How New York Courts Divide Marital Property
Unless the rights to marital and separate property have been previously established in a prenuptial or postnuptial agreement or a marital property settlement agreement, the court will determine the rights of each party in their separate or marital property and provide for the disposition of marital property in the final judgment of divorce. Under New York law, marital property is to be equitably distributed considering the circumstances of the case and the parties. This means that property is not necessarily divided equally but according to what the judge deems is fair. The judge is required to consider the following factors in making this determination:
- The income and property of each party at the time of marriage and the time when the divorce is filed
- The duration of the marriage and the age and health of both parties
- The need for a custodial parent to occupy or own the marital residence and to use or own its household effects
- The loss of inheritance and pension rights upon dissolution of the marriage
- The loss of health insurance benefits upon dissolution of the marriage
- Any award of maintenance (alimony)
- Any equitable claim to marital property by the party not having title, including their efforts and contributions as a homemaker or to support the other party’s career
- The liquid or non-liquid character of all marital property
- The probable future financial circumstances of each party
- The impossibility or difficulty of evaluating any component asset or any interest in a business, corporation or profession, and the economic desirability of retaining such asset or interest intact and free from any claim or interference by the other party
- The tax consequences to each party
- The wasteful dissipation of assets by either spouse
- Any transfer or encumbrance made in anticipation of divorce to hide the asset from division
- Whether either party has committed an act or acts of domestic violence against the other party and the nature, extent, duration, and impact of such act or acts
- In awarding the possession of a companion animal or pet, the court shall consider the best interest of such animal
- Any other factor which the court shall expressly find to be just and proper
The court can also order payment to one spouse to make up for an asset that can’t or shouldn’t be equitably divided, such as an interest in a business. The court can also order the use and occupancy of the marital home and household effects to one party regardless of how the property is owned.
Contact the Law Office of Joshua Adam Kittenplan Today
The Law Office of Joshua Adam Kittenplan will take the time to understand your needs and desires regarding the distribution of marital property.
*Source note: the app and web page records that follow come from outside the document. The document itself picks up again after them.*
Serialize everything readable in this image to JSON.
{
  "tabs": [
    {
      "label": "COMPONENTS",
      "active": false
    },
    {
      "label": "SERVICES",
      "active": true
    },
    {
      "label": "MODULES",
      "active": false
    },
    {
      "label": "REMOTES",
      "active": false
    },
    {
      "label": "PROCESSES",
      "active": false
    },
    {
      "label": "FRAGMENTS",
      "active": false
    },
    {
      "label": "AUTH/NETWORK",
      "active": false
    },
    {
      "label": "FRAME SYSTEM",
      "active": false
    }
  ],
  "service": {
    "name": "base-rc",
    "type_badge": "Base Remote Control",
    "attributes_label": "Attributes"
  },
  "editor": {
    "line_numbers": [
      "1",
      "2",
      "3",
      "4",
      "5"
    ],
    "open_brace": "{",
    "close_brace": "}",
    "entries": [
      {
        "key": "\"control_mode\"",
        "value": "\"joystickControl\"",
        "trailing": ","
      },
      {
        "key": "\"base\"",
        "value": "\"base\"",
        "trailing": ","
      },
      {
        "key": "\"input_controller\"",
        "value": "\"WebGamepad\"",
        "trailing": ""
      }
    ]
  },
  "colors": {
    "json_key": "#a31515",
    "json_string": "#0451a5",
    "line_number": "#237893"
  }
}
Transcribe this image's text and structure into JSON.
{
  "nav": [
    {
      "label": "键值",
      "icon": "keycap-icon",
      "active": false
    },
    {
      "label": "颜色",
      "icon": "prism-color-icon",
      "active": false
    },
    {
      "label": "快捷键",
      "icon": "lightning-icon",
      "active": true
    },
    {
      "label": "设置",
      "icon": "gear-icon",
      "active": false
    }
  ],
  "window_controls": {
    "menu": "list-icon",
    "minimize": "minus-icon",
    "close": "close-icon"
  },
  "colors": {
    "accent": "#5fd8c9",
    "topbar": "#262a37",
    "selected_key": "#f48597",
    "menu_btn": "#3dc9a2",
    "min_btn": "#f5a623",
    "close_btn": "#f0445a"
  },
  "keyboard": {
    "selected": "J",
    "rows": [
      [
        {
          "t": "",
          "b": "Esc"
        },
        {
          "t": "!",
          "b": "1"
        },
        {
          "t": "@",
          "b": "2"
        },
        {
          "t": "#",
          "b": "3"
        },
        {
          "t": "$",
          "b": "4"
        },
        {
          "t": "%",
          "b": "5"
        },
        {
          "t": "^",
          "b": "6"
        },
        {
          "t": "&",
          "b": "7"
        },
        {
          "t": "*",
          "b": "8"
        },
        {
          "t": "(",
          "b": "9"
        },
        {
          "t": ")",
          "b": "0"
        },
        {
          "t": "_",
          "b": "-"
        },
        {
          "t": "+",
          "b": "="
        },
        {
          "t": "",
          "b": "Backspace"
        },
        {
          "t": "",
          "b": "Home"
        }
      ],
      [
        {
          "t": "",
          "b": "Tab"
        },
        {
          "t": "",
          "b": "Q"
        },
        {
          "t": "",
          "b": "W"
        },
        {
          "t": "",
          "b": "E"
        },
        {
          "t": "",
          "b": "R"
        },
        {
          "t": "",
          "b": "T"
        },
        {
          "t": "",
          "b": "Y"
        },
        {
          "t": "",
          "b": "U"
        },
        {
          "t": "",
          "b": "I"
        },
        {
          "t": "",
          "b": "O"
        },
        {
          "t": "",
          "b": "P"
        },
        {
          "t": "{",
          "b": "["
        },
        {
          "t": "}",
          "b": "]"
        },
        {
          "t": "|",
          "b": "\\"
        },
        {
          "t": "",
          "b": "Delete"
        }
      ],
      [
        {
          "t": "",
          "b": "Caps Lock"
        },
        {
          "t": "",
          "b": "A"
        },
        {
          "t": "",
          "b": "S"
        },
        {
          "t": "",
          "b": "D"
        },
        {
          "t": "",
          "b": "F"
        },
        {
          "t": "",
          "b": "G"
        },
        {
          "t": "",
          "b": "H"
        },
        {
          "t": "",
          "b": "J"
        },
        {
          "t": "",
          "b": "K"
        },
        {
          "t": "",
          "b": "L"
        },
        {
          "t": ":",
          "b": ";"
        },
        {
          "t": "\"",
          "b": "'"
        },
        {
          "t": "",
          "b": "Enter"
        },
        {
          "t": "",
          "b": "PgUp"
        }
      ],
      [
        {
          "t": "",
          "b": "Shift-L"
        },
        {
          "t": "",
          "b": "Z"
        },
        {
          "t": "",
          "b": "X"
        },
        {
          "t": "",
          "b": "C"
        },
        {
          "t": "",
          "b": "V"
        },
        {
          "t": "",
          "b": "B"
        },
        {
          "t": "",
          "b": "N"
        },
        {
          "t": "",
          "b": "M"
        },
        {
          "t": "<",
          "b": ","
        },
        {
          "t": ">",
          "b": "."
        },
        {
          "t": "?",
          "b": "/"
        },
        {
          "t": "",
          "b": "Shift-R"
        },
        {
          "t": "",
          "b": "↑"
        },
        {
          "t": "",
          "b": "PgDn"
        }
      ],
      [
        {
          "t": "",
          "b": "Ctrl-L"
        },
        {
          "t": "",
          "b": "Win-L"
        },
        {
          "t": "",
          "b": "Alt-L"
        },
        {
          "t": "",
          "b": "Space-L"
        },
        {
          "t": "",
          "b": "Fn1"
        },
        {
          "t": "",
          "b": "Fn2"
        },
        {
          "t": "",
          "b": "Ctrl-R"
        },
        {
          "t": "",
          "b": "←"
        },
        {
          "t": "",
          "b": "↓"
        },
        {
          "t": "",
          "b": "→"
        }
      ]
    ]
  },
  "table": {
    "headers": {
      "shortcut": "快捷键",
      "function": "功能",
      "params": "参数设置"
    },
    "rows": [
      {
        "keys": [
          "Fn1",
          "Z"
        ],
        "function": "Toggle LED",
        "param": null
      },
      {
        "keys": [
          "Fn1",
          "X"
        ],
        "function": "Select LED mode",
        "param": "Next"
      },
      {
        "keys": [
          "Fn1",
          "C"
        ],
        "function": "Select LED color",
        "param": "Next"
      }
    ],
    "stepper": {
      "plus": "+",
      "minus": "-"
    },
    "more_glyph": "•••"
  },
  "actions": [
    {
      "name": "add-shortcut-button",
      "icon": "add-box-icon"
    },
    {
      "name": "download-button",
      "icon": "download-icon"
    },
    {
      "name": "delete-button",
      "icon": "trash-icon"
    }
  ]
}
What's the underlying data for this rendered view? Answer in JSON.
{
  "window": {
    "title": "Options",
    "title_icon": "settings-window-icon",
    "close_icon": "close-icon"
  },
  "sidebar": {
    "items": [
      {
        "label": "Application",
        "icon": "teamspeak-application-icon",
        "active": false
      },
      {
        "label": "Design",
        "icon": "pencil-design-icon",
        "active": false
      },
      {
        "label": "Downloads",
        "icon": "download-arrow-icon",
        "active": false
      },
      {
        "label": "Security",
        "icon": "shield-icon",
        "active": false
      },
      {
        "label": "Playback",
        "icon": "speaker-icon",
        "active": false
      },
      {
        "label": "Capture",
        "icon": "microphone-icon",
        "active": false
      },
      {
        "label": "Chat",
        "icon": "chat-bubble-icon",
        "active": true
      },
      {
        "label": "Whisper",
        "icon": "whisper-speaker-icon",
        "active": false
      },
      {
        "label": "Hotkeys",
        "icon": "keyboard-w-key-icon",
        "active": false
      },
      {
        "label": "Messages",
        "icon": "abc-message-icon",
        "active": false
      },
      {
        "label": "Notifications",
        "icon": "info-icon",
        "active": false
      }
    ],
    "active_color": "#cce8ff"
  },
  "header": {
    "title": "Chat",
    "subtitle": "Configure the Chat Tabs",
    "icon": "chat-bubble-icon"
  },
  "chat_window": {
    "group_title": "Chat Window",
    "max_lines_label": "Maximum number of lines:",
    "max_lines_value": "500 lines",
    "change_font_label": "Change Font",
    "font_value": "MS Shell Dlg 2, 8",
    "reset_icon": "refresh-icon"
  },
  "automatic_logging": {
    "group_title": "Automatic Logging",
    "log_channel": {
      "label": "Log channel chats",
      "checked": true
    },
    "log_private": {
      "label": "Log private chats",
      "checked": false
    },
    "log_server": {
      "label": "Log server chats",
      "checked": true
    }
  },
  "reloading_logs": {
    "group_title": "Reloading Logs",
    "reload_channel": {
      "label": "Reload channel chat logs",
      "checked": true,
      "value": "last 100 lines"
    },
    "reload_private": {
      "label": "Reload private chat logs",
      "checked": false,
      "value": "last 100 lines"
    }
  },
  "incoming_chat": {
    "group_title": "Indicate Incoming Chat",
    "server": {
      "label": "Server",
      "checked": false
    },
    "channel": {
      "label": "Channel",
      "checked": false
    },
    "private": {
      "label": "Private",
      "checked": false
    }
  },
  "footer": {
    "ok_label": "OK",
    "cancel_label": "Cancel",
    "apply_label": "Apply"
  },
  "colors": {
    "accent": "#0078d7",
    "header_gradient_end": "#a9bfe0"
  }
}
We’ll prepare an argument based on the above factors that makes a strong case for a fair distribution that meets your needs. Call our experienced Commack property division lawyer today.